WORK TO BE COMPLETED >> Scan the lines below for the word "screenshot". Copy each line you find it in.

MATERIAL FOR THIS EXERCISE >>
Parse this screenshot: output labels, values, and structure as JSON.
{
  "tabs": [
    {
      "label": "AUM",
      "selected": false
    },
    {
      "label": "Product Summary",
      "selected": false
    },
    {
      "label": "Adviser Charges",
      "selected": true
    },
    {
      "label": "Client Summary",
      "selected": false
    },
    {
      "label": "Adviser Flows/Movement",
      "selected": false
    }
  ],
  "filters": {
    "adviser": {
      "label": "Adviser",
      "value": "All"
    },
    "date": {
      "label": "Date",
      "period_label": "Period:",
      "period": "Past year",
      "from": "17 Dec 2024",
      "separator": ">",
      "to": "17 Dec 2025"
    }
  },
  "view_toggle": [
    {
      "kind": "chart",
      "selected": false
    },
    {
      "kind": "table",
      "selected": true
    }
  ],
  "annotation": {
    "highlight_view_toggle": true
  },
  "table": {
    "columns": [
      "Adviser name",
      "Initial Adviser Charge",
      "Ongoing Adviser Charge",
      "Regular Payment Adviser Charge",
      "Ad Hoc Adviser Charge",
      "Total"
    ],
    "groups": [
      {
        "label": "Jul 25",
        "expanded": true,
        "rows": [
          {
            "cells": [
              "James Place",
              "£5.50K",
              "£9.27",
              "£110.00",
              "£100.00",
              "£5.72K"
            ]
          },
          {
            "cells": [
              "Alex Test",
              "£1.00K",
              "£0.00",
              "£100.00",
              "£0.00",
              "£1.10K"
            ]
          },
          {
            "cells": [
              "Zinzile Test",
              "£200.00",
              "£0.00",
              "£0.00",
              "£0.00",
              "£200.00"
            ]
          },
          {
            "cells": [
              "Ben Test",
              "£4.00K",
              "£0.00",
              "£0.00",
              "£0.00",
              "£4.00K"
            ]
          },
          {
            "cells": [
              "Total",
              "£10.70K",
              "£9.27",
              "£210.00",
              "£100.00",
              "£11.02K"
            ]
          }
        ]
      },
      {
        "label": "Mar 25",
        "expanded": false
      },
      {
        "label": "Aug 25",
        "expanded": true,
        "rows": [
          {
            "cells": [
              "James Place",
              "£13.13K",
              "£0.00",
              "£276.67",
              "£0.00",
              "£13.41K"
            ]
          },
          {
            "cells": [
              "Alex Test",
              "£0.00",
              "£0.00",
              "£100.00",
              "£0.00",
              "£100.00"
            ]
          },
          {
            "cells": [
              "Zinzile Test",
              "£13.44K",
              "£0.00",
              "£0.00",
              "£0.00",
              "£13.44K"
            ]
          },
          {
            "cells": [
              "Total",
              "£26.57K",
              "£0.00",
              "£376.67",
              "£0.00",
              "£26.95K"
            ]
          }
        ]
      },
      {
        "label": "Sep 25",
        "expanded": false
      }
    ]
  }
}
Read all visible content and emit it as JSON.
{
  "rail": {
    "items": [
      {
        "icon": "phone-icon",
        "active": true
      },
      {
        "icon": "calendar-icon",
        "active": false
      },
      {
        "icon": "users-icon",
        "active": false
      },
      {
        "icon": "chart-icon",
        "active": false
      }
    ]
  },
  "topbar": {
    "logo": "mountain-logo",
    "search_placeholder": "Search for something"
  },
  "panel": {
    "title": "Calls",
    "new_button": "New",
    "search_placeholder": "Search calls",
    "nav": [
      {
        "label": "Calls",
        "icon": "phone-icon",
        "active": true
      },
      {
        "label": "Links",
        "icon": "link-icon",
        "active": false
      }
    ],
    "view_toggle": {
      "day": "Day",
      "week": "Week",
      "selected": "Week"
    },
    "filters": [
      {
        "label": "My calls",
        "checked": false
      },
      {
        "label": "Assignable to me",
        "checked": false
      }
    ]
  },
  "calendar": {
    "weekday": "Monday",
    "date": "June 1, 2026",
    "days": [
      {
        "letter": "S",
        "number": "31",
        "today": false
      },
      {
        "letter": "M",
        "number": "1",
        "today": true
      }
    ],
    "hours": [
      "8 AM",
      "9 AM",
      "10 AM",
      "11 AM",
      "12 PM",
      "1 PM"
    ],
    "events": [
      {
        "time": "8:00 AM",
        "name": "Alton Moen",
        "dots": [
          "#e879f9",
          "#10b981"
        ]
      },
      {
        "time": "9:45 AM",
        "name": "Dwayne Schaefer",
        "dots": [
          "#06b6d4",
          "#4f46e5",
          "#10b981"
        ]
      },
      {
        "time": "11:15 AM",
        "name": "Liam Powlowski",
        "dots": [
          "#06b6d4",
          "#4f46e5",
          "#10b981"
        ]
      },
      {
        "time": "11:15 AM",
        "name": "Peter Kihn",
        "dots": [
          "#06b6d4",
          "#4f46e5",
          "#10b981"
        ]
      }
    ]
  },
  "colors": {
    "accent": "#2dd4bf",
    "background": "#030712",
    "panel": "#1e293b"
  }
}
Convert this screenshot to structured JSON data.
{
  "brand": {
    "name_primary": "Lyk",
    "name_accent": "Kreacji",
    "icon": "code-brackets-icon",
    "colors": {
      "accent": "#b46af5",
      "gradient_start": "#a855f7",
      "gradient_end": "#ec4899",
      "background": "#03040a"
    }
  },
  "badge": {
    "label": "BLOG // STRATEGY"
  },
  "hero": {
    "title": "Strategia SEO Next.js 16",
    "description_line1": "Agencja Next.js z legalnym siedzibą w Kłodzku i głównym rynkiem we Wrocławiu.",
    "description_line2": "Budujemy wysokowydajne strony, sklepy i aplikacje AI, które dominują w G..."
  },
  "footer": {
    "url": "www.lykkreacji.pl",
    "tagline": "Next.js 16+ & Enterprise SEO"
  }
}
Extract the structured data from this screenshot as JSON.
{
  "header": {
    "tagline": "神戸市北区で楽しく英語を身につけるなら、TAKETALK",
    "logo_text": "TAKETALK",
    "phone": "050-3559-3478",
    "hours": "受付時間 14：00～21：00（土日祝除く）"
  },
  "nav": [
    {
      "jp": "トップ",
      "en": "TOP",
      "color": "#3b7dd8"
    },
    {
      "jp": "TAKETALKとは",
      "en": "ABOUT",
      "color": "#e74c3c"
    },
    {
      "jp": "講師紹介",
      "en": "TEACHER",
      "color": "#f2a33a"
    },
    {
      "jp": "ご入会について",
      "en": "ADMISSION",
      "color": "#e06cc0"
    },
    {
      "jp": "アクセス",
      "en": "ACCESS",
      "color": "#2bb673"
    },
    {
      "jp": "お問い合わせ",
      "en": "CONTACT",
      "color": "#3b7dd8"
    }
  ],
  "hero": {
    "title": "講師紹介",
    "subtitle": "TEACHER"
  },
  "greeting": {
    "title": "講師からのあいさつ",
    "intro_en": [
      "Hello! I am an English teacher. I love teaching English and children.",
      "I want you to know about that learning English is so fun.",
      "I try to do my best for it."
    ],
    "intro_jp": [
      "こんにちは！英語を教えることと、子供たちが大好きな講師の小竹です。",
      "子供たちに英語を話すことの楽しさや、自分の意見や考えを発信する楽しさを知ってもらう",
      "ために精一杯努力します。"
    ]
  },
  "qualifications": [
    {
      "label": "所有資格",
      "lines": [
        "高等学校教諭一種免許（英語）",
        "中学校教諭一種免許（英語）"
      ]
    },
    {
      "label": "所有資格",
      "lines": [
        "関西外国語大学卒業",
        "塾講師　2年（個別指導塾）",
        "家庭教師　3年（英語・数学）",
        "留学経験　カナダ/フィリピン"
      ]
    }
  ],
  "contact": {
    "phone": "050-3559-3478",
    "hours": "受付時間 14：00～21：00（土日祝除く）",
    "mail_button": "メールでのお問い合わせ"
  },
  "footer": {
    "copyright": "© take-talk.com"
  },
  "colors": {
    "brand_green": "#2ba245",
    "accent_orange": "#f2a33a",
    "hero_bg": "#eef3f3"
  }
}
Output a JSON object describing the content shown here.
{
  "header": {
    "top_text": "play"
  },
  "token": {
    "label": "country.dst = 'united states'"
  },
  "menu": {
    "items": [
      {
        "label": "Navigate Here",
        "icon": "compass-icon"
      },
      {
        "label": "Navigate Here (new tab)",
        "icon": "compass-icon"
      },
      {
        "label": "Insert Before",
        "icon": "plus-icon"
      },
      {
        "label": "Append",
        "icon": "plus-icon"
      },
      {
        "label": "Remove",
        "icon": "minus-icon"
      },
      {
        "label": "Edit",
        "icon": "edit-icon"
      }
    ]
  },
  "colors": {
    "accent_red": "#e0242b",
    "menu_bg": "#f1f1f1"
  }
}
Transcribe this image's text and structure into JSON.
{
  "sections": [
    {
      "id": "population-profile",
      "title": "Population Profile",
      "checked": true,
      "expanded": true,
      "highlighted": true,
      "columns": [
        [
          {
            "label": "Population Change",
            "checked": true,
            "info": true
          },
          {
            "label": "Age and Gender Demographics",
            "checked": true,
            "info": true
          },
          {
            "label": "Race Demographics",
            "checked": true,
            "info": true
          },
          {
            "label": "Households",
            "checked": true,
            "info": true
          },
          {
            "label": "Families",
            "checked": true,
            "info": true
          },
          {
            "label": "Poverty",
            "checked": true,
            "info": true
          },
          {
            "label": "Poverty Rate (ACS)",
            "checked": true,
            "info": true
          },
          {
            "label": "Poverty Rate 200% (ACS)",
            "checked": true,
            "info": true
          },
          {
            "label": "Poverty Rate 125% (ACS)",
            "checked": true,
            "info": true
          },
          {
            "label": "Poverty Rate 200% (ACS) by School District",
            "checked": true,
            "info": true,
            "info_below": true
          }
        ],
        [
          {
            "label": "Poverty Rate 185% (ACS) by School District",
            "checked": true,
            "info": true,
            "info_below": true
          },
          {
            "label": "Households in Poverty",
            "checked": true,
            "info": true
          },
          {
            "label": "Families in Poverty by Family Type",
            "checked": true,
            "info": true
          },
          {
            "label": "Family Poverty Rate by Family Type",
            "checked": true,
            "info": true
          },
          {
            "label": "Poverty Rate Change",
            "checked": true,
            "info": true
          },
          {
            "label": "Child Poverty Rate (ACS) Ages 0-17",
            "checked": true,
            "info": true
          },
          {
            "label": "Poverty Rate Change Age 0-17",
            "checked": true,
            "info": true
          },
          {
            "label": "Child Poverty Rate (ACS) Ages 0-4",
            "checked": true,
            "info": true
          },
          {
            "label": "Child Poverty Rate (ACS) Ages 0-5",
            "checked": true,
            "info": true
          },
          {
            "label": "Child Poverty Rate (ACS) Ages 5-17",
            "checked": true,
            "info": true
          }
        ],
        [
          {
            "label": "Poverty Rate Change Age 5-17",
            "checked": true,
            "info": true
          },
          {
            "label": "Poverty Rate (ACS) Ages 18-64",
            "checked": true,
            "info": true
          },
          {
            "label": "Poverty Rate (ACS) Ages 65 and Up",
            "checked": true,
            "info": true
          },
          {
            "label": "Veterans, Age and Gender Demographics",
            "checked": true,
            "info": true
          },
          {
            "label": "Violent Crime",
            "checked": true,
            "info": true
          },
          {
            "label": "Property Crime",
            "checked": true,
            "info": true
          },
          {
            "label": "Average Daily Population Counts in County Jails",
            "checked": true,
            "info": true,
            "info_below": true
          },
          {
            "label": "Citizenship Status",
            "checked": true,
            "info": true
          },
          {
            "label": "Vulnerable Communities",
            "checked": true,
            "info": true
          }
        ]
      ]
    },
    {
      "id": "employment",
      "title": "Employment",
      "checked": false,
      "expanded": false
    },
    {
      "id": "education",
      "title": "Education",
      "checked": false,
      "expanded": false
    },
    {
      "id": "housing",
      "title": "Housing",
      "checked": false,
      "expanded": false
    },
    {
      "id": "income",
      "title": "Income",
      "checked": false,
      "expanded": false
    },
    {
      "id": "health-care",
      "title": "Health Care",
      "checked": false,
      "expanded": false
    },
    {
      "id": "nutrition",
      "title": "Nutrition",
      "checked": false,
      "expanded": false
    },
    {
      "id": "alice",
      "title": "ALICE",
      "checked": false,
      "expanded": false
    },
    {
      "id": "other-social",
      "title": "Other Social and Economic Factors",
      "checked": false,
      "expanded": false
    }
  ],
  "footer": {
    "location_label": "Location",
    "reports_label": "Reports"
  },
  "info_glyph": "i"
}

ANSWER TO THE EXERCISE >>
Parse this screenshot: output labels, values, and structure as JSON.
Convert this screenshot to structured JSON data.
Extract the structured data from this screenshot as JSON.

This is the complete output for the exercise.